- _EXERCISE PROMPT_
In duplicating the lines below, keep every word unchanged and drop the pictures.

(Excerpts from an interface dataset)

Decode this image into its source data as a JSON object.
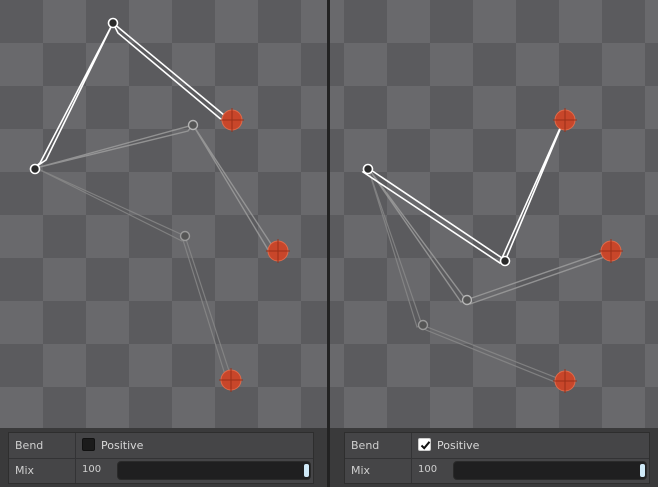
{
  "left_panel": {
    "bend_label": "Bend",
    "positive_label": "Positive",
    "positive_checked": false,
    "mix_label": "Mix",
    "mix_value": "100",
    "mix_fraction": 1.0
  },
  "right_panel": {
    "bend_label": "Bend",
    "positive_label": "Positive",
    "positive_checked": true,
    "mix_label": "Mix",
    "mix_value": "100",
    "mix_fraction": 1.0
  },
  "colors": {
    "checker_dark": "#5b5b5e",
    "checker_light": "#69696c",
    "target": "#c8462a",
    "bone_active": "#ffffff",
    "bone_inactive": "#a6a6a6",
    "slider_handle": "#cfe9f7"
  }
}
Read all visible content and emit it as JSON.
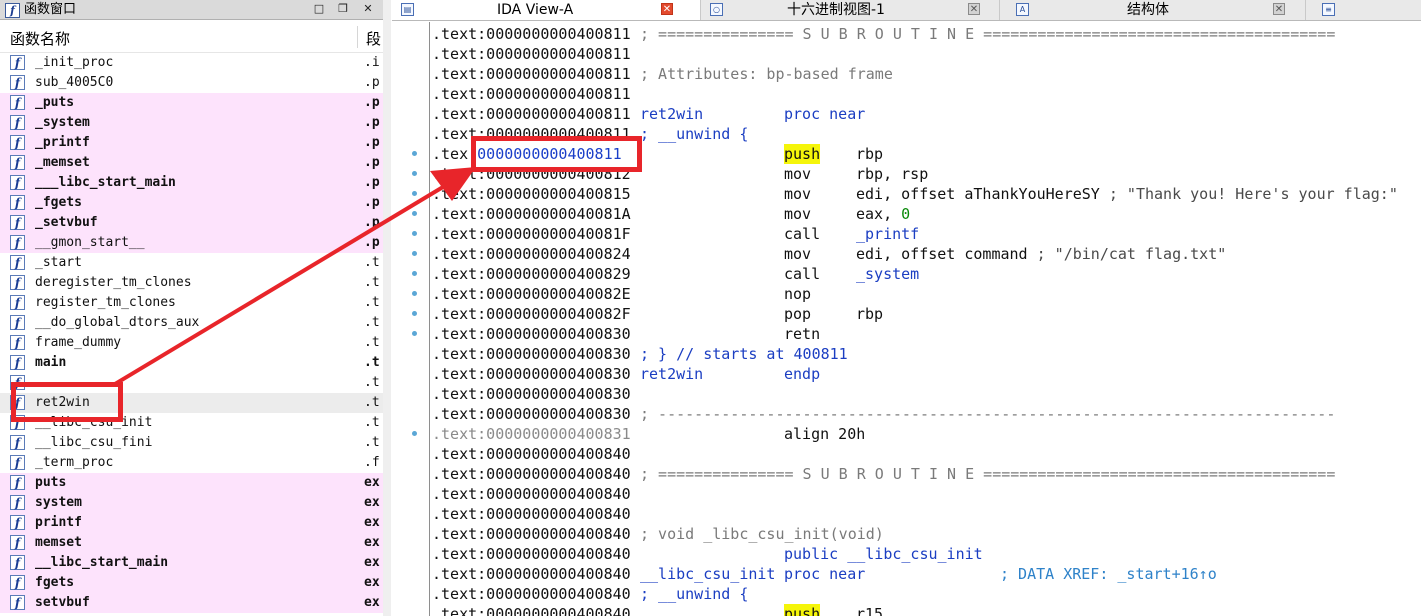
{
  "left_panel": {
    "title": "函数窗口",
    "col_name": "函数名称",
    "col_segment": "段",
    "functions": [
      {
        "name": "_init_proc",
        "seg": ".i",
        "style": "normal"
      },
      {
        "name": "sub_4005C0",
        "seg": ".p",
        "style": "normal"
      },
      {
        "name": "_puts",
        "seg": ".p",
        "style": "pink"
      },
      {
        "name": "_system",
        "seg": ".p",
        "style": "pink"
      },
      {
        "name": "_printf",
        "seg": ".p",
        "style": "pink"
      },
      {
        "name": "_memset",
        "seg": ".p",
        "style": "pink"
      },
      {
        "name": "___libc_start_main",
        "seg": ".p",
        "style": "pink"
      },
      {
        "name": "_fgets",
        "seg": ".p",
        "style": "pink"
      },
      {
        "name": "_setvbuf",
        "seg": ".p",
        "style": "pink"
      },
      {
        "name": "__gmon_start__",
        "seg": ".p",
        "style": "pinknb"
      },
      {
        "name": "_start",
        "seg": ".t",
        "style": "normal"
      },
      {
        "name": "deregister_tm_clones",
        "seg": ".t",
        "style": "normal"
      },
      {
        "name": "register_tm_clones",
        "seg": ".t",
        "style": "normal"
      },
      {
        "name": "__do_global_dtors_aux",
        "seg": ".t",
        "style": "normal"
      },
      {
        "name": "frame_dummy",
        "seg": ".t",
        "style": "normal"
      },
      {
        "name": "main",
        "seg": ".t",
        "style": "bold"
      },
      {
        "name": "",
        "seg": ".t",
        "style": "normal"
      },
      {
        "name": "ret2win",
        "seg": ".t",
        "style": "sel"
      },
      {
        "name": "__libc_csu_init",
        "seg": ".t",
        "style": "normal"
      },
      {
        "name": "__libc_csu_fini",
        "seg": ".t",
        "style": "normal"
      },
      {
        "name": "_term_proc",
        "seg": ".f",
        "style": "normal"
      },
      {
        "name": "puts",
        "seg": "ex",
        "style": "pinkbold"
      },
      {
        "name": "system",
        "seg": "ex",
        "style": "pinkbold"
      },
      {
        "name": "printf",
        "seg": "ex",
        "style": "pinkbold"
      },
      {
        "name": "memset",
        "seg": "ex",
        "style": "pinkbold"
      },
      {
        "name": "__libc_start_main",
        "seg": "ex",
        "style": "pinkbold"
      },
      {
        "name": "fgets",
        "seg": "ex",
        "style": "pinkbold"
      },
      {
        "name": "setvbuf",
        "seg": "ex",
        "style": "pinkbold"
      }
    ]
  },
  "tabs": [
    {
      "label": "IDA View-A",
      "active": true
    },
    {
      "label": "十六进制视图-1",
      "active": false
    },
    {
      "label": "结构体",
      "active": false
    }
  ],
  "code_lines": [
    {
      "addr": ".text:0000000000400811",
      "cmt": "; =============== S U B R O U T I N E ======================================="
    },
    {
      "addr": ".text:0000000000400811"
    },
    {
      "addr": ".text:0000000000400811",
      "cmt": "; Attributes: bp-based frame"
    },
    {
      "addr": ".text:0000000000400811"
    },
    {
      "addr": ".text:0000000000400811",
      "lbl": "ret2win",
      "ins": "proc near",
      "insblue": true
    },
    {
      "addr": ".text:0000000000400811",
      "cmt2": "; __unwind {"
    },
    {
      "addr_pre": ".tex",
      "addr_hl": ":0000000000400811",
      "ins": "push",
      "opd": "rbp",
      "push": true,
      "dot": true
    },
    {
      "addr": ".text:0000000000400812",
      "ins": "mov",
      "opd": "rbp, rsp",
      "dot": true
    },
    {
      "addr": ".text:0000000000400815",
      "ins": "mov",
      "opd": "edi, offset aThankYouHereSY",
      "tail": " ; \"Thank you! Here's your flag:\"",
      "dot": true
    },
    {
      "addr": ".text:000000000040081A",
      "ins": "mov",
      "opd": "eax, ",
      "num": "0",
      "dot": true
    },
    {
      "addr": ".text:000000000040081F",
      "ins": "call",
      "opd": "_printf",
      "opdblue": true,
      "dot": true
    },
    {
      "addr": ".text:0000000000400824",
      "ins": "mov",
      "opd": "edi, offset command",
      "tail": " ; \"/bin/cat flag.txt\"",
      "dot": true
    },
    {
      "addr": ".text:0000000000400829",
      "ins": "call",
      "opd": "_system",
      "opdblue": true,
      "dot": true
    },
    {
      "addr": ".text:000000000040082E",
      "ins": "nop",
      "dot": true
    },
    {
      "addr": ".text:000000000040082F",
      "ins": "pop",
      "opd": "rbp",
      "dot": true
    },
    {
      "addr": ".text:0000000000400830",
      "ins": "retn",
      "dot": true
    },
    {
      "addr": ".text:0000000000400830",
      "cmt2": "; } // starts at 400811"
    },
    {
      "addr": ".text:0000000000400830",
      "lbl": "ret2win",
      "ins": "endp",
      "insblue": true
    },
    {
      "addr": ".text:0000000000400830"
    },
    {
      "addr": ".text:0000000000400830",
      "cmt": "; ---------------------------------------------------------------------------"
    },
    {
      "addr": ".text:0000000000400831",
      "gray": true,
      "ins": "align 20h",
      "dot": true
    },
    {
      "addr": ".text:0000000000400840"
    },
    {
      "addr": ".text:0000000000400840",
      "cmt": "; =============== S U B R O U T I N E ======================================="
    },
    {
      "addr": ".text:0000000000400840"
    },
    {
      "addr": ".text:0000000000400840"
    },
    {
      "addr": ".text:0000000000400840",
      "cmt": "; void _libc_csu_init(void)"
    },
    {
      "addr": ".text:0000000000400840",
      "ins": "public __libc_csu_init",
      "insblue": true
    },
    {
      "addr": ".text:0000000000400840",
      "lbl": "__libc_csu_init",
      "ins": "proc near",
      "insblue": true,
      "xref": "; DATA XREF: _start+16↑o"
    },
    {
      "addr": ".text:0000000000400840",
      "cmt2": "; __unwind {"
    },
    {
      "addr": ".text:0000000000400840",
      "ins": "push",
      "opd": "r15",
      "push": true
    }
  ]
}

- _RESPONSE AREA_
Decode this image into its source data as a JSON object.
{
  "left_panel": {
    "bend_label": "Bend",
    "positive_label": "Positive",
    "positive_checked": false,
    "mix_label": "Mix",
    "mix_value": "100",
    "mix_fraction": 1.0
  },
  "right_panel": {
    "bend_label": "Bend",
    "positive_label": "Positive",
    "positive_checked": true,
    "mix_label": "Mix",
    "mix_value": "100",
    "mix_fraction": 1.0
  },
  "colors": {
    "checker_dark": "#5b5b5e",
    "checker_light": "#69696c",
    "target": "#c8462a",
    "bone_active": "#ffffff",
    "bone_inactive": "#a6a6a6",
    "slider_handle": "#cfe9f7"
  }
}
Read all visible content and emit it as JSON.
{
  "left_panel": {
    "title": "函数窗口",
    "col_name": "函数名称",
    "col_segment": "段",
    "functions": [
      {
        "name": "_init_proc",
        "seg": ".i",
        "style": "normal"
      },
      {
        "name": "sub_4005C0",
        "seg": ".p",
        "style": "normal"
      },
      {
        "name": "_puts",
        "seg": ".p",
        "style": "pink"
      },
      {
        "name": "_system",
        "seg": ".p",
        "style": "pink"
      },
      {
        "name": "_printf",
        "seg": ".p",
        "style": "pink"
      },
      {
        "name": "_memset",
        "seg": ".p",
        "style": "pink"
      },
      {
        "name": "___libc_start_main",
        "seg": ".p",
        "style": "pink"
      },
      {
        "name": "_fgets",
        "seg": ".p",
        "style": "pink"
      },
      {
        "name": "_setvbuf",
        "seg": ".p",
        "style": "pink"
      },
      {
        "name": "__gmon_start__",
        "seg": ".p",
        "style": "pinknb"
      },
      {
        "name": "_start",
        "seg": ".t",
        "style": "normal"
      },
      {
        "name": "deregister_tm_clones",
        "seg": ".t",
        "style": "normal"
      },
      {
        "name": "register_tm_clones",
        "seg": ".t",
        "style": "normal"
      },
      {
        "name": "__do_global_dtors_aux",
        "seg": ".t",
        "style": "normal"
      },
      {
        "name": "frame_dummy",
        "seg": ".t",
        "style": "normal"
      },
      {
        "name": "main",
        "seg": ".t",
        "style": "bold"
      },
      {
        "name": "",
        "seg": ".t",
        "style": "normal"
      },
      {
        "name": "ret2win",
        "seg": ".t",
        "style": "sel"
      },
      {
        "name": "__libc_csu_init",
        "seg": ".t",
        "style": "normal"
      },
      {
        "name": "__libc_csu_fini",
        "seg": ".t",
        "style": "normal"
      },
      {
        "name": "_term_proc",
        "seg": ".f",
        "style": "normal"
      },
      {
        "name": "puts",
        "seg": "ex",
        "style": "pinkbold"
      },
      {
        "name": "system",
        "seg": "ex",
        "style": "pinkbold"
      },
      {
        "name": "printf",
        "seg": "ex",
        "style": "pinkbold"
      },
      {
        "name": "memset",
        "seg": "ex",
        "style": "pinkbold"
      },
      {
        "name": "__libc_start_main",
        "seg": "ex",
        "style": "pinkbold"
      },
      {
        "name": "fgets",
        "seg": "ex",
        "style": "pinkbold"
      },
      {
        "name": "setvbuf",
        "seg": "ex",
        "style": "pinkbold"
      }
    ]
  },
  "tabs": [
    {
      "label": "IDA View-A",
      "active": true
    },
    {
      "label": "十六进制视图-1",
      "active": false
    },
    {
      "label": "结构体",
      "active": false
    }
  ],
  "code_lines": [
    {
      "addr": ".text:0000000000400811",
      "cmt": "; =============== S U B R O U T I N E ======================================="
    },
    {
      "addr": ".text:0000000000400811"
    },
    {
      "addr": ".text:0000000000400811",
      "cmt": "; Attributes: bp-based frame"
    },
    {
      "addr": ".text:0000000000400811"
    },
    {
      "addr": ".text:0000000000400811",
      "lbl": "ret2win",
      "ins": "proc near",
      "insblue": true
    },
    {
      "addr": ".text:0000000000400811",
      "cmt2": "; __unwind {"
    },
    {
      "addr_pre": ".tex",
      "addr_hl": ":0000000000400811",
      "ins": "push",
      "opd": "rbp",
      "push": true,
      "dot": true
    },
    {
      "addr": ".text:0000000000400812",
      "ins": "mov",
      "opd": "rbp, rsp",
      "dot": true
    },
    {
      "addr": ".text:0000000000400815",
      "ins": "mov",
      "opd": "edi, offset aThankYouHereSY",
      "tail": " ; \"Thank you! Here's your flag:\"",
      "dot": true
    },
    {
      "addr": ".text:000000000040081A",
      "ins": "mov",
      "opd": "eax, ",
      "num": "0",
      "dot": true
    },
    {
      "addr": ".text:000000000040081F",
      "ins": "call",
      "opd": "_printf",
      "opdblue": true,
      "dot": true
    },
    {
      "addr": ".text:0000000000400824",
      "ins": "mov",
      "opd": "edi, offset command",
      "tail": " ; \"/bin/cat flag.txt\"",
      "dot": true
    },
    {
      "addr": ".text:0000000000400829",
      "ins": "call",
      "opd": "_system",
      "opdblue": true,
      "dot": true
    },
    {
      "addr": ".text:000000000040082E",
      "ins": "nop",
      "dot": true
    },
    {
      "addr": ".text:000000000040082F",
      "ins": "pop",
      "opd": "rbp",
      "dot": true
    },
    {
      "addr": ".text:0000000000400830",
      "ins": "retn",
      "dot": true
    },
    {
      "addr": ".text:0000000000400830",
      "cmt2": "; } // starts at 400811"
    },
    {
      "addr": ".text:0000000000400830",
      "lbl": "ret2win",
      "ins": "endp",
      "insblue": true
    },
    {
      "addr": ".text:0000000000400830"
    },
    {
      "addr": ".text:0000000000400830",
      "cmt": "; ---------------------------------------------------------------------------"
    },
    {
      "addr": ".text:0000000000400831",
      "gray": true,
      "ins": "align 20h",
      "dot": true
    },
    {
      "addr": ".text:0000000000400840"
    },
    {
      "addr": ".text:0000000000400840",
      "cmt": "; =============== S U B R O U T I N E ======================================="
    },
    {
      "addr": ".text:0000000000400840"
    },
    {
      "addr": ".text:0000000000400840"
    },
    {
      "addr": ".text:0000000000400840",
      "cmt": "; void _libc_csu_init(void)"
    },
    {
      "addr": ".text:0000000000400840",
      "ins": "public __libc_csu_init",
      "insblue": true
    },
    {
      "addr": ".text:0000000000400840",
      "lbl": "__libc_csu_init",
      "ins": "proc near",
      "insblue": true,
      "xref": "; DATA XREF: _start+16↑o"
    },
    {
      "addr": ".text:0000000000400840",
      "cmt2": "; __unwind {"
    },
    {
      "addr": ".text:0000000000400840",
      "ins": "push",
      "opd": "r15",
      "push": true
    }
  ]
}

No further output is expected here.